Fake clinics are notorious for employing a variety of scare tactics, including giving people misinformation about how far along their pregnancy is, lying about what is involved in an abortion procedure, and shaming people for their sexual history. Unlike abortion clinics, fake clinics are unregulated in most states, and how they use their funds, some of which is taxpayer money, is often unknown.
In a narrow 5-4 decision, the Supreme Court ruled in favor of fake clinics in June 2018. Despite the setback, activists have continued to spread the word about fake clinics through public education and direct action.
Throughout this spring, Reproaction activists spread the word about anti-abortion fake clinics in Virginia and Washington, D.C. Activists created flyers with information about fake clinics and resources for people seeking abortion care. In Fredericksburg, Virginia, Reproaction worked with University of Mary Washington students to organize a protest outside of a fake clinic that was known for preying on students at their campus. It didn’t take long for abortion opponents to notice and try to interact with the large group of activists outside. Much to our surprise, people in the neighborhood came out of their houses to talk to activists, learn more and support our action.
It’s worthwhile to do research on your local fake clinic. Activists in Washington, D.C., were able to identify a fake clinic that was working to expand to another location under guise of helping the maternal mortality crisis in the district. This was despite the fact that the fake clinic provides little to no medical services for expectant parents.

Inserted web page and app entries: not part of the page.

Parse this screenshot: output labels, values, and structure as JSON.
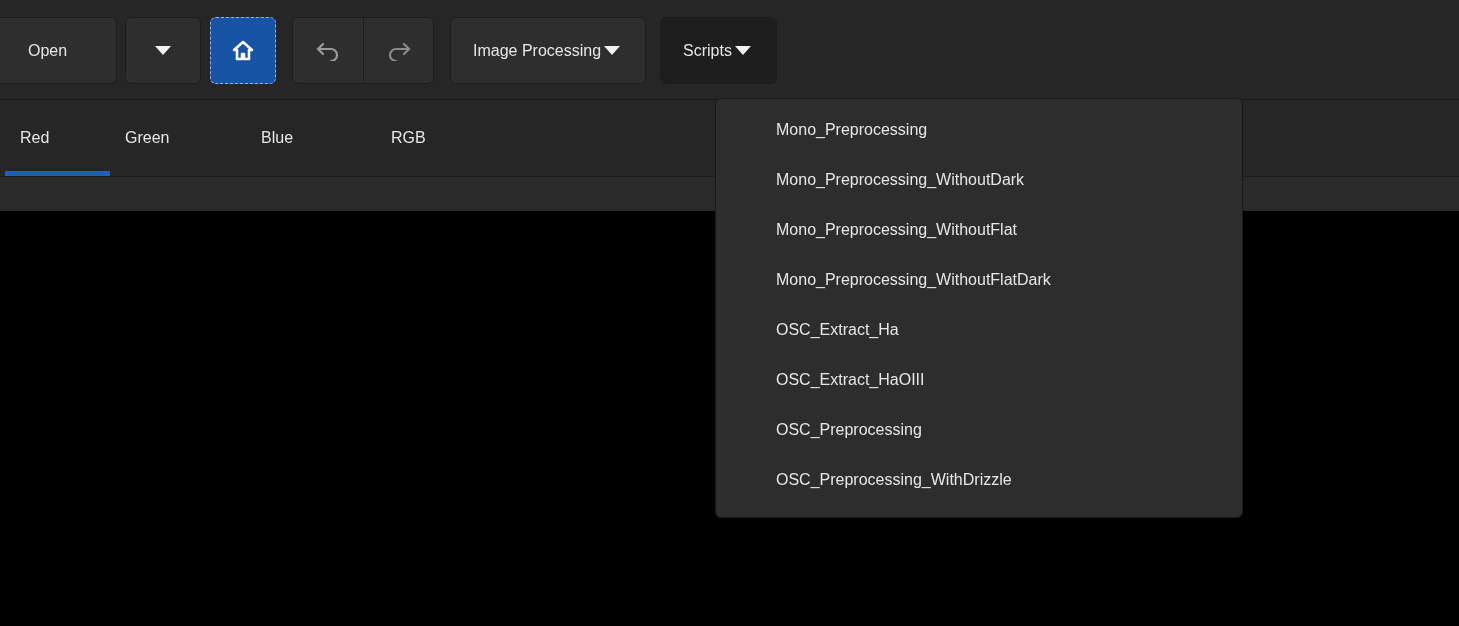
{
  "toolbar": {
    "open_button": {
      "label": "Open"
    },
    "home_button": {
      "active": true
    },
    "menus": [
      {
        "label": "Image Processing",
        "open": false
      },
      {
        "label": "Scripts",
        "open": true,
        "items": [
          "Mono_Preprocessing",
          "Mono_Preprocessing_WithoutDark",
          "Mono_Preprocessing_WithoutFlat",
          "Mono_Preprocessing_WithoutFlatDark",
          "OSC_Extract_Ha",
          "OSC_Extract_HaOIII",
          "OSC_Preprocessing",
          "OSC_Preprocessing_WithDrizzle"
        ]
      }
    ]
  },
  "tabs": [
    {
      "label": "Red",
      "selected": true
    },
    {
      "label": "Green",
      "selected": false
    },
    {
      "label": "Blue",
      "selected": false
    },
    {
      "label": "RGB",
      "selected": false
    }
  ]
}
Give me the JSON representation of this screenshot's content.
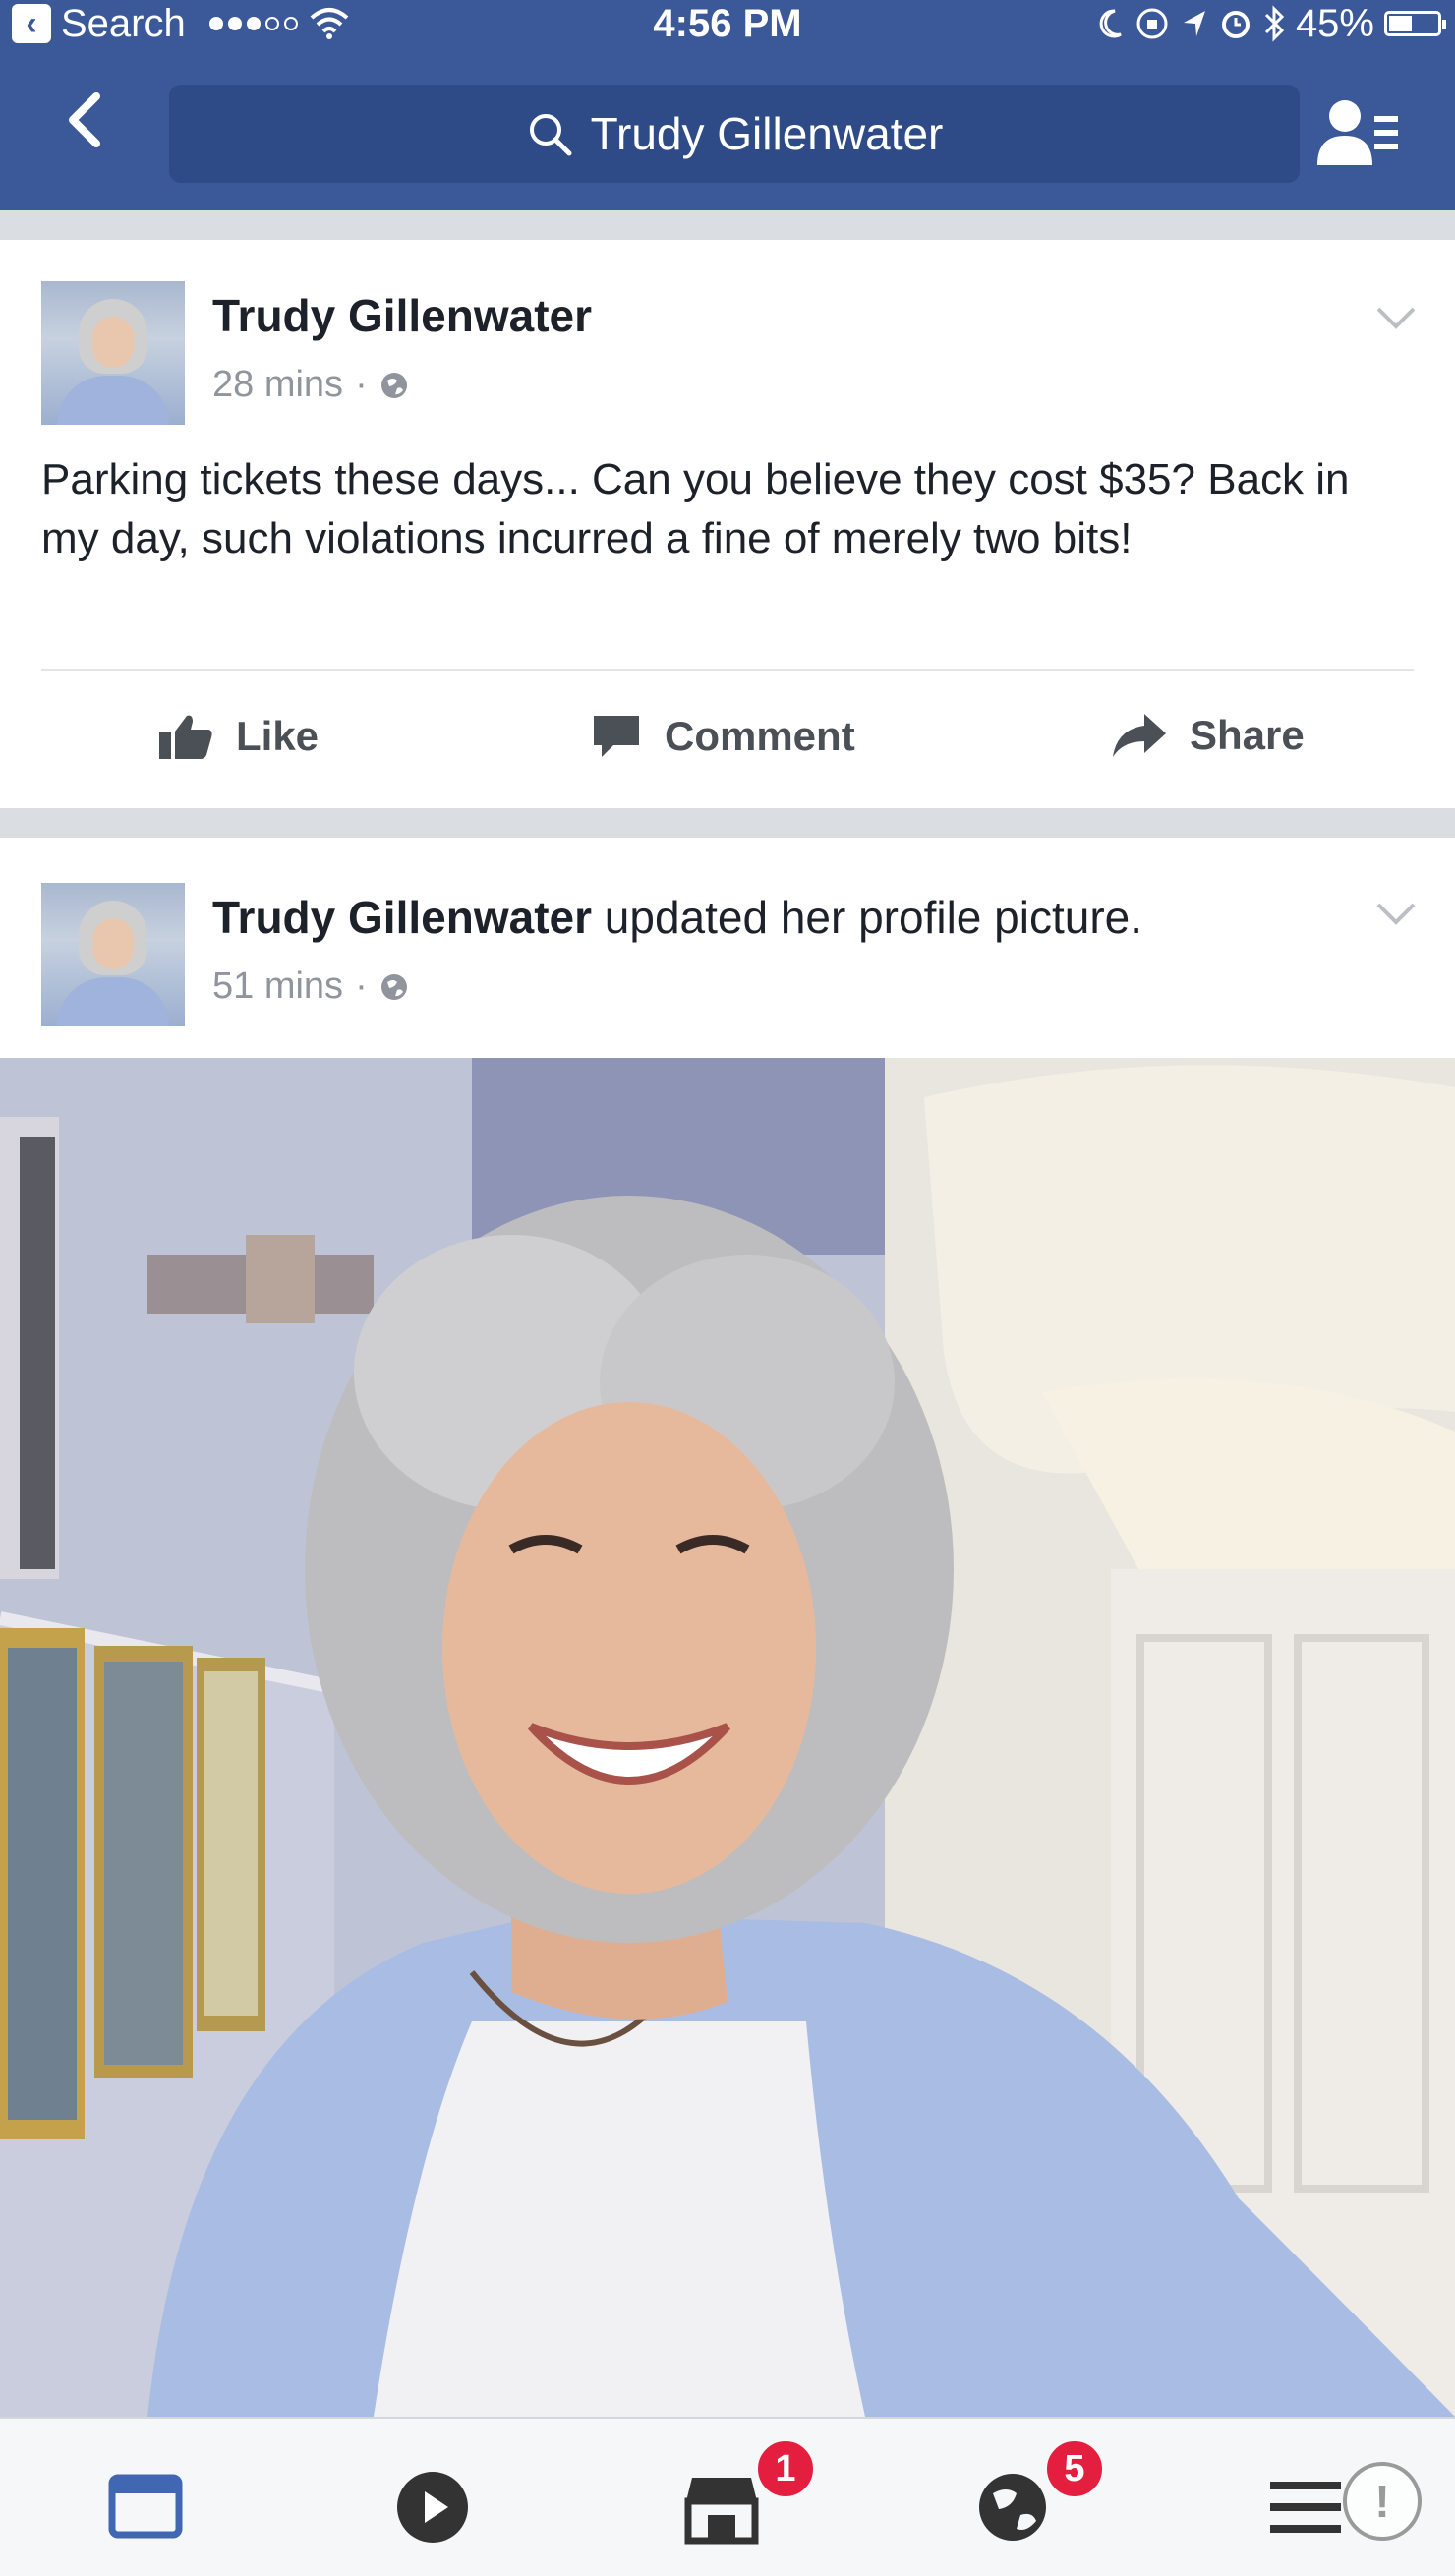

In Falls Church, Virginia, Reproaction activists supporting abortion access at our local clinic noticed that a number of protestors were holding branded signs with advertising for the fake clinic. The following weekend, our activists showed up outside of their fake clinic with our own signs that brought attention to their deceptive work.
Taking direct action outside of a fake clinic is a great way to have conversations about abortion and access in your community. It also moves conflict with opposition from the doors of abortion clinics to their fake clinics. At all of our actions, activists sported our new ‘pro-abortion, pro-family, pro-justice’ T-shirts designed to catch attention and boldly spread the message of support for abortion and reproductive justice. As this message encourages conversation, activists also successfully led conversations with members of the community about access to reproductive healthcare. Compiling community resources in an accessible format, such as a flyer, helped activists spread the word about where people can access real abortion care and find unbiased local resources for information about reproductive health.
As activists, it is our responsibility to ensure that people seeking abortion care can do so without fear, shame or intimidation. While it is more important than ever that we mobilize for abortion access in this country, we can do so without inflicting harm on the patients, whose needs we should be centering in this work.
Ready to learn more and take action?
- Identify anti-abortion fake clinics near you with Reproaction’s Fake Clinic Database!
- Learn more about the tactics fake clinics use with our Taking Bold Action Against Crisis Pregnancy Centers Toolkit!
- Spread the word about fake clinics with Reproaction’s Your Need-to-Know on Crisis Pregnancy Centers Fact Sheet.
This project received a Seed Support Grant from Abortion Conversation Projects to reduce abortion stigma.